Eudoxiu Hurmuzachi (also spelled Eudoxiu Hurmuzache; German: Eudoxius Freiherr von Hormuzaki ) (September 29, 1812, Czernawka (Cernăuca), Austria; February 10, 1874, Czernowitz (Cernăuți), Austria, buried in Dulcești, (Neamț County), Principality of Moldavia) was a Romanian historian, politician (Landeshauptmann of the Duchy of Bucovina) and patriot.
Hurmuzachi was born into a family of old aristocratic lineage (see Hurmuzachi brothers), as the second son of Doxache Hurmuzachi, at the family estate in Cernăuca, Austria (now Chornivka, Ukraine), located in the historic region of Bukovina. His father used to offer refuge to persecuted Romanian political leaders from Transylvania, and went into considerable debt for this. Together with his brothers, Eudoxiu would become one of the leading figures of the Romanian national movement in Bukovina.
Hurmuzachi went to Vienna to study history; there he experienced the events of 1848, and decided to interrupt his studies. He returned home and participated in the movement to introduce the Romanian language at the Theological Institute in Czernowitz (now Chernivtsi, Ukraine; known as Cernăuți during Romanian rule), and to establish a Romanian language and literature course at the Institute for Philosophic Studies, also in Czernowitz.
In 1849, he petitioned the Austrian emperor to transform Bukovina into a duchy of the Crown (a “crown land”, Kronland in German), with rights equal to those of the other lands and kingdoms of the Austrian Empire; the petition was granted. He also contributed articles to the Bucovina newspaper in Cernăuți between 1848 and 1850. After the political upheaval abated, he returned to continue studying history at the Vienna State Archives. At this time, the inhabitants around Câmpulung Moldovenesc asked him to do research in order to regain lands that had been confiscated from them. He was successful, and the people of Câmpulung erected a small stone monument as a token of their gratitude.
In 1861, he was elected as their representative in both the local council (Diet) of Bukovina and the Imperial Parliament in Vienna. In 1860, when Bukovina was incorporated into Galicia, he petitioned the emperor and the minister to re-establish the autonomy of the province. He was again successful, and Bukovina’s status as a crown land was restored. The emperor then named him captain of Bukovina in 1864. An imperial decree also granted him the title of baron.
On August 2, 1872 he was elected as a member of the Romanian Academy.

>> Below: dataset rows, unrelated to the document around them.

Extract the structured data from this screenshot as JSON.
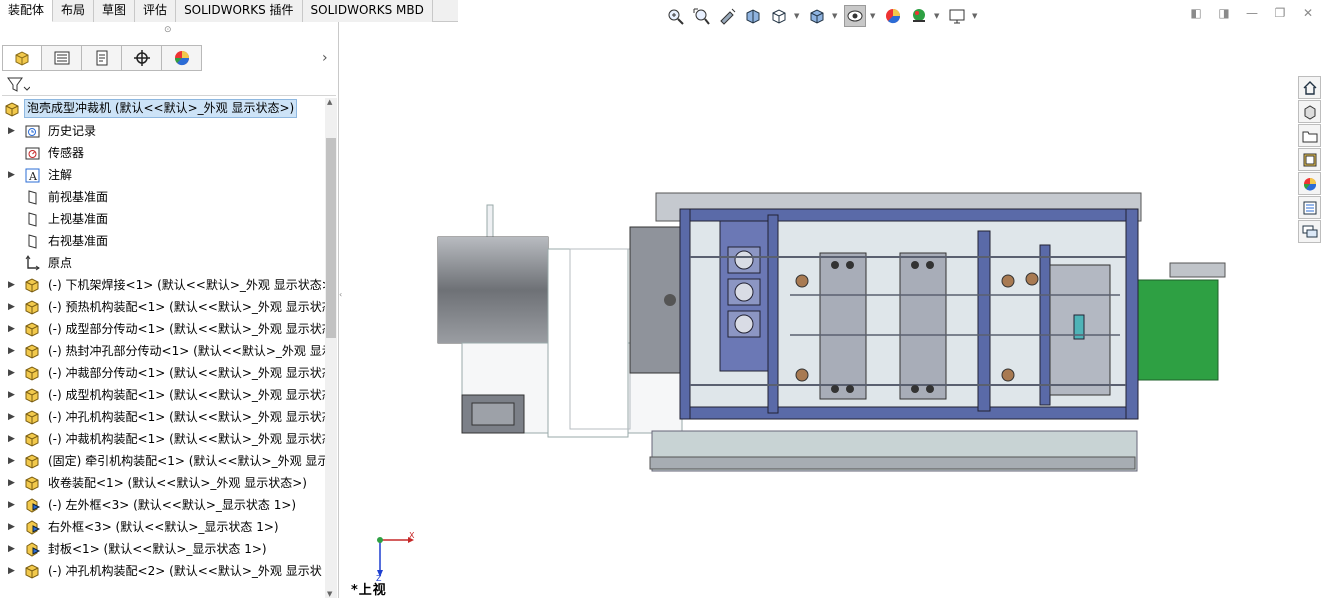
{
  "command_tabs": [
    "装配体",
    "布局",
    "草图",
    "评估",
    "SOLIDWORKS 插件",
    "SOLIDWORKS MBD"
  ],
  "active_tab": "装配体",
  "panel_tabs": [
    "featuremanager-icon",
    "propertymanager-icon",
    "configurationmanager-icon",
    "dimxpert-icon",
    "display-manager-icon"
  ],
  "tree": {
    "root": "泡壳成型冲裁机  (默认<<默认>_外观 显示状态>)",
    "items": [
      {
        "label": "历史记录",
        "icon": "history-icon",
        "expander": true
      },
      {
        "label": "传感器",
        "icon": "sensor-icon",
        "expander": false
      },
      {
        "label": "注解",
        "icon": "annotation-icon",
        "expander": true
      },
      {
        "label": "前视基准面",
        "icon": "plane-icon",
        "expander": false
      },
      {
        "label": "上视基准面",
        "icon": "plane-icon",
        "expander": false
      },
      {
        "label": "右视基准面",
        "icon": "plane-icon",
        "expander": false
      },
      {
        "label": "原点",
        "icon": "origin-icon",
        "expander": false
      },
      {
        "label": "(-) 下机架焊接<1> (默认<<默认>_外观 显示状态>",
        "icon": "assembly-icon",
        "expander": true
      },
      {
        "label": "(-) 预热机构装配<1> (默认<<默认>_外观 显示状态",
        "icon": "assembly-icon",
        "expander": true
      },
      {
        "label": "(-) 成型部分传动<1> (默认<<默认>_外观 显示状态",
        "icon": "assembly-icon",
        "expander": true
      },
      {
        "label": "(-) 热封冲孔部分传动<1> (默认<<默认>_外观 显示",
        "icon": "assembly-icon",
        "expander": true
      },
      {
        "label": "(-) 冲裁部分传动<1> (默认<<默认>_外观 显示状态",
        "icon": "assembly-icon",
        "expander": true
      },
      {
        "label": "(-) 成型机构装配<1> (默认<<默认>_外观 显示状态",
        "icon": "assembly-icon",
        "expander": true
      },
      {
        "label": "(-) 冲孔机构装配<1> (默认<<默认>_外观 显示状态",
        "icon": "assembly-icon",
        "expander": true
      },
      {
        "label": "(-) 冲裁机构装配<1> (默认<<默认>_外观 显示状态",
        "icon": "assembly-icon",
        "expander": true
      },
      {
        "label": "(固定) 牵引机构装配<1> (默认<<默认>_外观 显示状",
        "icon": "assembly-icon",
        "expander": true
      },
      {
        "label": "收卷装配<1> (默认<<默认>_外观 显示状态>)",
        "icon": "assembly-icon",
        "expander": true
      },
      {
        "label": "(-) 左外框<3> (默认<<默认>_显示状态 1>)",
        "icon": "part-icon",
        "expander": true
      },
      {
        "label": "右外框<3> (默认<<默认>_显示状态 1>)",
        "icon": "part-icon",
        "expander": true
      },
      {
        "label": "封板<1> (默认<<默认>_显示状态 1>)",
        "icon": "part-icon",
        "expander": true
      },
      {
        "label": "(-) 冲孔机构装配<2> (默认<<默认>_外观 显示状",
        "icon": "assembly-icon",
        "expander": true
      }
    ]
  },
  "hud_icons": [
    "zoom-to-fit-icon",
    "zoom-to-area-icon",
    "previous-view-icon",
    "section-view-icon",
    "view-orientation-icon",
    "display-style-icon",
    "hide-show-items-icon",
    "edit-appearance-icon",
    "apply-scene-icon",
    "view-settings-icon"
  ],
  "task_pane_icons": [
    "home-icon",
    "design-library-icon",
    "file-explorer-icon",
    "view-palette-icon",
    "appearances-icon",
    "custom-properties-icon",
    "forum-icon"
  ],
  "triad": {
    "x_label": "X",
    "z_label": "Z"
  },
  "view_label": "*上视",
  "colors": {
    "frame_blue": "#5a6aa8",
    "plate_gray": "#a8adb8",
    "conveyor_green": "#2ea043",
    "selection": "#cde3f7"
  }
}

Throughout his entire career as a historian, he collected and published 12 volumes of historical documents.
- I. G. Sbiera, "Hurmuzachi," Enciclopedia Română, (1900), II, 736-739.
- Nicolae Bănescu "Corespondența familiei Hurmuzaki cu Gheorghe Bariț" Vălenii-de-Munte, 1911.
- Teodor Bălan "Frații George și Alexandru Hurmuzachi și ziarul Bucovina", Cernauți, 1924.
- Teodor Bălan "Activitatea refugiaților moldoveni în Bucovina", Sibiu, 1944.